Albrecht von Württemberg
Albrecht, Duke of Württemberg circa 1905
Duke Albrecht, ca. 1905
Native name
Albrecht Herzog von Württemberg
Born(1865-12-23)23 December 1865
Vienna, Austrian Empire
Died31 October 1939(1939-10-31) (aged 73)
Altshausen, Nazi Germany
Allegiance German Empire
Service/branch Imperial German Army
Years of service1883–1919
RankGeneralfeldmarschall
Commands heldGerman 4th Army (1914–1917)
Army Group Albrecht (1917–1918)
BattlesFirst World War
Awards
Spouse(s)Archduchess Margarete Sophie of Austria
Relations

Albrecht, Duke of Württemberg (German: Albrecht Herzog von Württemberg Albrecht Maria Alexander Philipp Joseph von Württemberg, 23 December 1865 – 31 October 1939) was the last Württemberger crown prince, a German military commander of the First World War, and the head of the House of Württemberg from 1921 to his death.

Early life[edit]

Duke Albrecht was born in Vienna as the eldest child of Duke Philipp of Württemberg and his wife Archduchess Maria Theresa of Austria, daughter of Archduke Albert, Duke of Teschen.[1]

Albrecht entered the armies of the Kingdom of Württemberg and the German Empire in 1883, rose quickly through its ranks and became the heir apparent to the throne of Württemberg.[1]

In 1910, Albrecht attended the funeral of King Edward VII.[2][3] He was a second cousin once removed of Mary of Teck who was the Queen consort of George V.

World War I[edit]

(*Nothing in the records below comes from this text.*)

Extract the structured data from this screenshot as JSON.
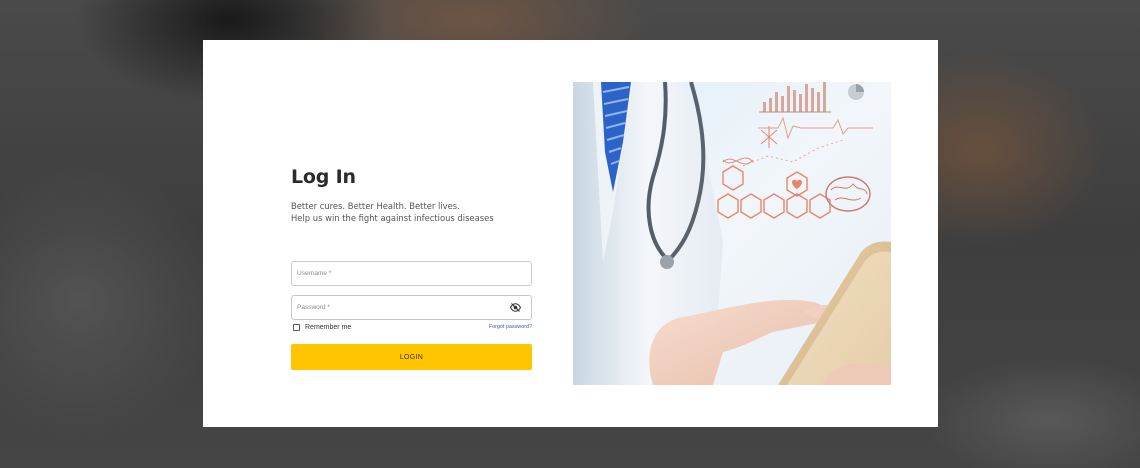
{
  "login": {
    "title": "Log In",
    "tagline_line1": "Better cures. Better Health. Better lives.",
    "tagline_line2": "Help us win the fight against infectious diseases",
    "username": {
      "placeholder": "Username *",
      "value": ""
    },
    "password": {
      "placeholder": "Password *",
      "value": ""
    },
    "remember_label": "Remember me",
    "remember_checked": false,
    "forgot_label": "Forgot password?",
    "login_button": "LOGIN"
  },
  "colors": {
    "accent": "#ffc600",
    "link": "#3b5bbd",
    "hero_icons": "#e8866a"
  },
  "icons": {
    "password_toggle": "eye-slash-icon"
  }
}
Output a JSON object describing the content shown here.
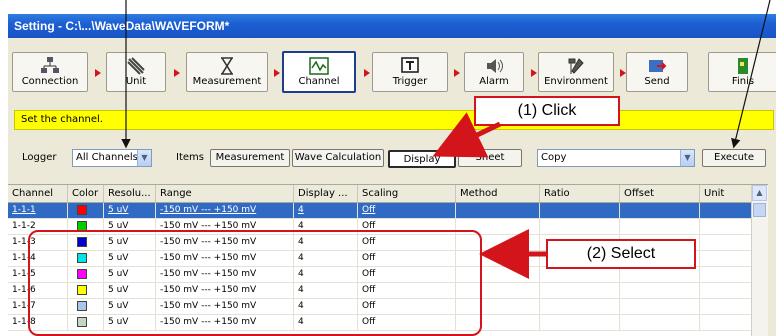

When World War I began, Duke Albrecht's VI Inspectorate Corps was formed into the 4th Army,[4] 123 battalions strong. As King William II had no sons, Albrecht was appointed the army's commander and assigned to the Ardennes, with Walther von Lüttwitz serving as his Chief of Staff. This army he led to victory alongside Crown Prince Wilhelm's 5th Army at the Battle of the Ardennes in August 1914. Following that victory, the 4th Army saw action in the First Battle of the Marne before being transferred to Flanders in October, where Albrecht commanded them during the Battle of the Yser. Albrecht also commanded the German forces during the Second Battle of Ypres, where poison gas was used on a large scale for the first time.[5]

Albrecht was awarded the Pour le Mérite in August 1915 and promoted to Generalfeldmarschall in August 1916. The new Army Group Albrecht was placed under his command in February 1917 and he was responsible for the southern sector of the Western Front until the Armistice.

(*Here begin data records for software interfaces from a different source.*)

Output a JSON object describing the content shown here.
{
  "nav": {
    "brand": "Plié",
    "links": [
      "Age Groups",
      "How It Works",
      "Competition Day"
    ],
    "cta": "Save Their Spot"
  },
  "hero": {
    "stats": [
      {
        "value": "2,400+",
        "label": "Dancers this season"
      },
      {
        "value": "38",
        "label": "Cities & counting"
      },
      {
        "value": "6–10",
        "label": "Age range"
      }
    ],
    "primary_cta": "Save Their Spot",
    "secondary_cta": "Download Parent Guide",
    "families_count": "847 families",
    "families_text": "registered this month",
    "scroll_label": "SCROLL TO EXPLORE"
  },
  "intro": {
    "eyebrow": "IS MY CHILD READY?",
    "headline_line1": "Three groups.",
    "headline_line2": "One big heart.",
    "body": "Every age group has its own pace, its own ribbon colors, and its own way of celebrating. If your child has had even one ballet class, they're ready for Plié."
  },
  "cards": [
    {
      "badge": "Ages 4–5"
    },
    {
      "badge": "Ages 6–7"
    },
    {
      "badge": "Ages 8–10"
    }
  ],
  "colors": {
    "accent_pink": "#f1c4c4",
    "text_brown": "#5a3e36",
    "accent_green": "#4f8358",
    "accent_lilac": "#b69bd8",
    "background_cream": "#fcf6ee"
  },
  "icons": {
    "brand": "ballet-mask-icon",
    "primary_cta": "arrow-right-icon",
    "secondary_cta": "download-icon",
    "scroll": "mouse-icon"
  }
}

Postwar[edit]

Albrecht had become heir presumptive to the Kingdom of Württemberg following the death of his father in October 1917, but the German Empire's World War I defeat and the abdication of his cousin King Willhelm II of Württemberg following the German Revolution prevented him from ever succeeding to the throne. He became head of the House of Württemberg after the death of Wilhelm on October 2, 1921.

Albrecht died at Altshausen Castle. His son Duke Philipp Albrecht succeeded him as head of the House of Württemberg.

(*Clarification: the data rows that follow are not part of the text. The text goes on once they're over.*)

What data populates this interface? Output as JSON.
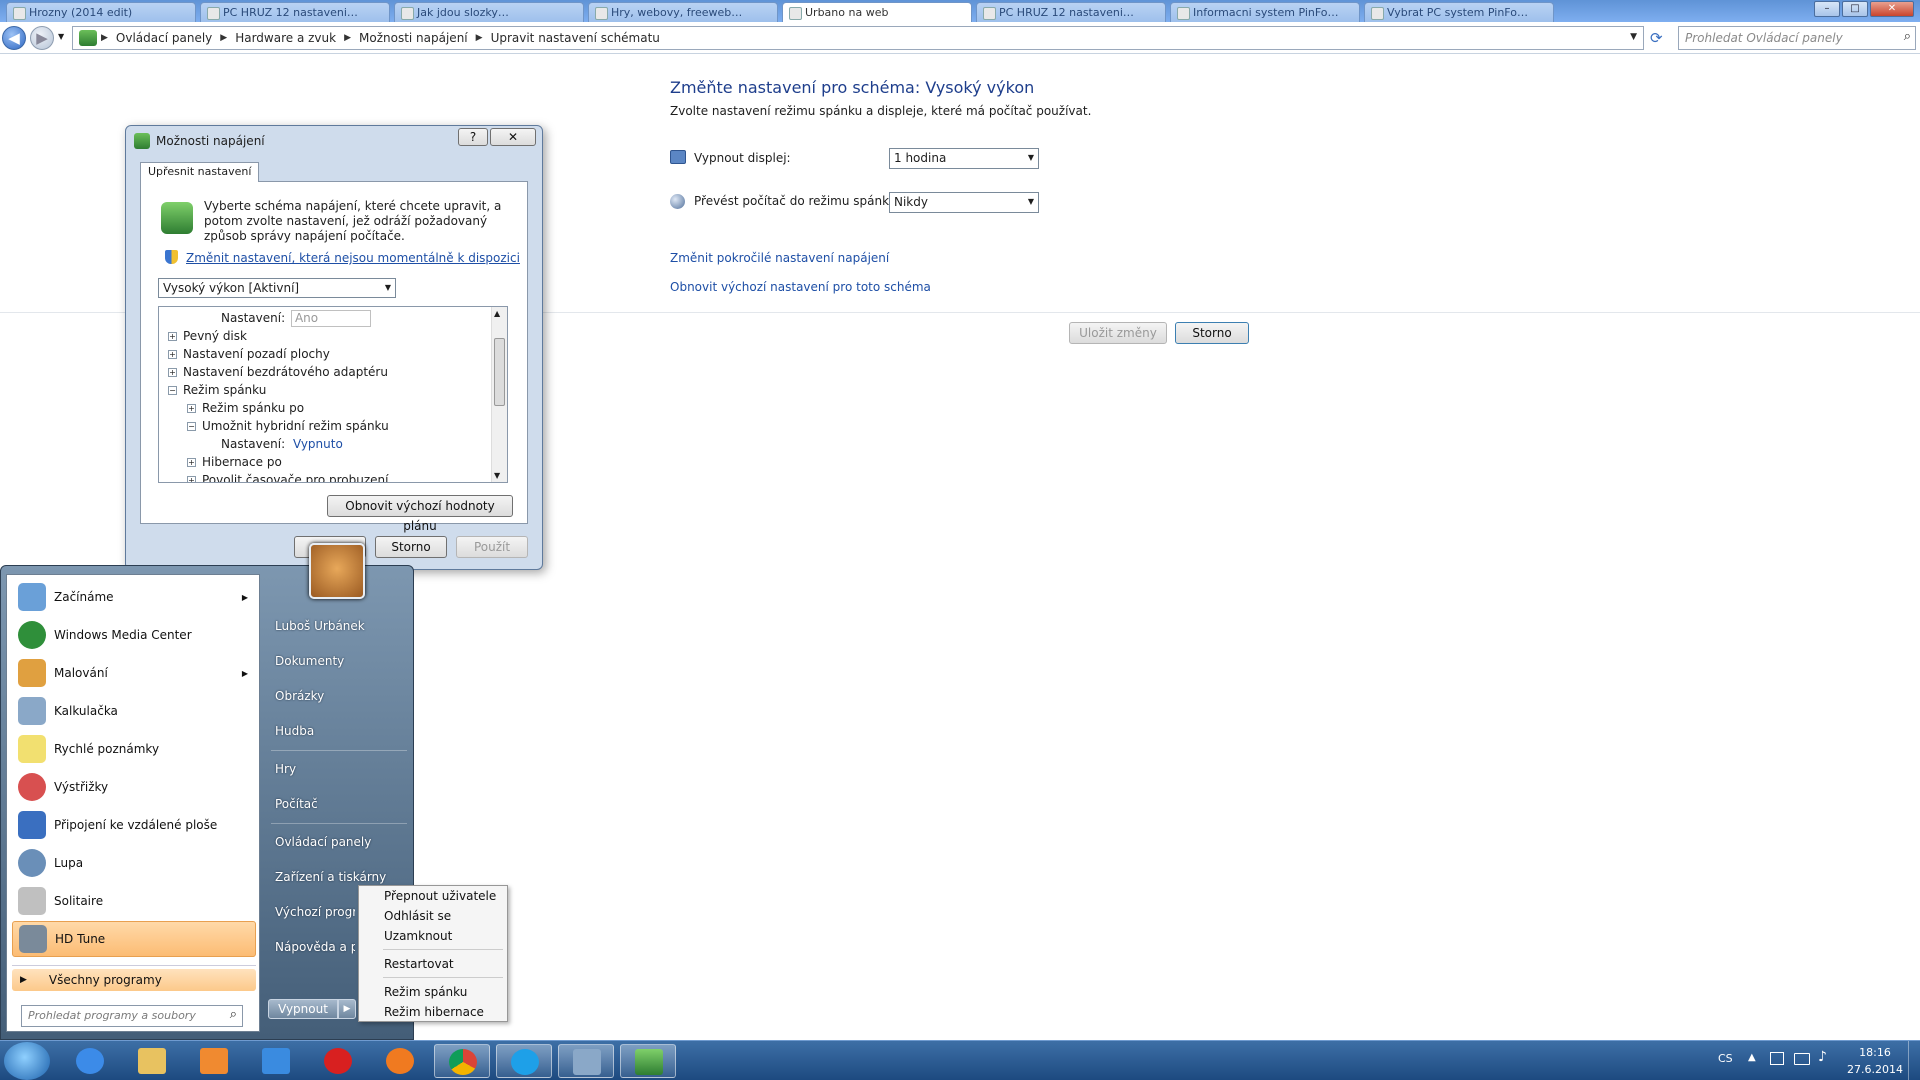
{
  "browser": {
    "tabs": [
      "Hrozny (2014 edit)",
      "PC HRUZ 12 nastaveni…",
      "Jak jdou slozky…",
      "Hry, webovy, freeweb…",
      "Urbano na web",
      "PC HRUZ 12 nastaveni…",
      "Informacni system PinFo…",
      "Vybrat PC system PinFo…"
    ],
    "window_controls": {
      "minimize": "–",
      "maximize": "□",
      "close": "✕"
    }
  },
  "address": {
    "breadcrumbs": [
      "Ovládací panely",
      "Hardware a zvuk",
      "Možnosti napájení",
      "Upravit nastavení schématu"
    ],
    "search_placeholder": "Prohledat Ovládací panely"
  },
  "plan": {
    "title": "Změňte nastavení pro schéma: Vysoký výkon",
    "subtitle": "Zvolte nastavení režimu spánku a displeje, které má počítač používat.",
    "display_label": "Vypnout displej:",
    "display_value": "1 hodina",
    "sleep_label": "Převést počítač do režimu spánku:",
    "sleep_value": "Nikdy",
    "link_advanced": "Změnit pokročilé nastavení napájení",
    "link_restore": "Obnovit výchozí nastavení pro toto schéma",
    "save_button": "Uložit změny",
    "cancel_button": "Storno"
  },
  "dialog": {
    "title": "Možnosti napájení",
    "help": "?",
    "close": "✕",
    "tab": "Upřesnit nastavení",
    "description": "Vyberte schéma napájení, které chcete upravit, a potom zvolte nastavení, jež odráží požadovaný způsob správy napájení počítače.",
    "change_link": "Změnit nastavení, která nejsou momentálně k dispozici",
    "scheme_select": "Vysoký výkon [Aktivní]",
    "tree": {
      "setting_label": "Nastavení:",
      "setting_value_disabled": "Ano",
      "disk": "Pevný disk",
      "desktop": "Nastavení pozadí plochy",
      "wireless": "Nastavení bezdrátového adaptéru",
      "sleep": "Režim spánku",
      "sleep_after": "Režim spánku po",
      "hybrid": "Umožnit hybridní režim spánku",
      "hybrid_value": "Vypnuto",
      "hibernate": "Hibernace po",
      "timers": "Povolit časovače pro probuzení"
    },
    "restore_button": "Obnovit výchozí hodnoty plánu",
    "cancel_button": "Storno",
    "apply_button": "Použít"
  },
  "start_menu": {
    "programs": [
      {
        "label": "Začínáme",
        "has_submenu": true,
        "color": "#6aa0d8"
      },
      {
        "label": "Windows Media Center",
        "has_submenu": false,
        "color": "#2f8f3a"
      },
      {
        "label": "Malování",
        "has_submenu": true,
        "color": "#e0a040"
      },
      {
        "label": "Kalkulačka",
        "has_submenu": false,
        "color": "#8aa8c8"
      },
      {
        "label": "Rychlé poznámky",
        "has_submenu": false,
        "color": "#f2e070"
      },
      {
        "label": "Výstřižky",
        "has_submenu": false,
        "color": "#d85050"
      },
      {
        "label": "Připojení ke vzdálené ploše",
        "has_submenu": false,
        "color": "#3a6fc0"
      },
      {
        "label": "Lupa",
        "has_submenu": false,
        "color": "#6a8fb8"
      },
      {
        "label": "Solitaire",
        "has_submenu": false,
        "color": "#c0c0c0"
      },
      {
        "label": "HD Tune",
        "has_submenu": false,
        "color": "#7a8a9a"
      }
    ],
    "all_programs": "Všechny programy",
    "search_placeholder": "Prohledat programy a soubory",
    "right_items": [
      "Luboš Urbánek",
      "Dokumenty",
      "Obrázky",
      "Hudba",
      "Hry",
      "Počítač",
      "Ovládací panely",
      "Zařízení a tiskárny",
      "Výchozí programy",
      "Nápověda a podpora"
    ],
    "shutdown": "Vypnout"
  },
  "context_menu": [
    "Přepnout uživatele",
    "Odhlásit se",
    "Uzamknout",
    "Restartovat",
    "Režim spánku",
    "Režim hibernace"
  ],
  "taskbar": {
    "language": "CS",
    "time": "18:16",
    "date": "27.6.2014"
  }
}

Family[edit]

Margaretha Sophie.jpg

Albrecht was married in Vienna on 24 January 1893 to Archduchess Margarete Sophie of Austria,[6] a daughter of Archduke Carl Ludwig. They had seven children:

Ancestry[edit]

Decorations and awards[edit]

Notes[edit]

  1. ^ a b c Pawly 2003, p. 30.
  2. ^ Tuchman 2014, p. 16.
  3. ^ Hopkins 1910, p. 372.
  4. ^ Pawly 2003, p. 11.
  5. ^ Zabecki 2014, p. 1504.
  6. ^ born 13 May 1870 in Artstetten Castle; died 24 August 1902 in Gmunden.
  7. ^ "Court Circular". The Times (36043). London. 19 January 1900. p. 7.

References[edit]

External links[edit]

Albrecht, Duke of Württemberg
Born: 23 December 1865 Died: 31 October 1939
Titles in pretence
Preceded by
Wilhelm II
— TITULAR —
King of Württemberg
2 October 1921 – 31 October 1939
Reason for succession failure:
Kingdom abolished in 1918
Succeeded by
Duke Philipp Albrecht
Military offices
Preceded by
Formed from VI Army Inspectorate
(VI. Armee-Inspektion)
Commander, 4th Army
2 August 1914 – 25 February 1917
Succeeded by
General der Infanterie Friedrich Bertram Sixt von Armin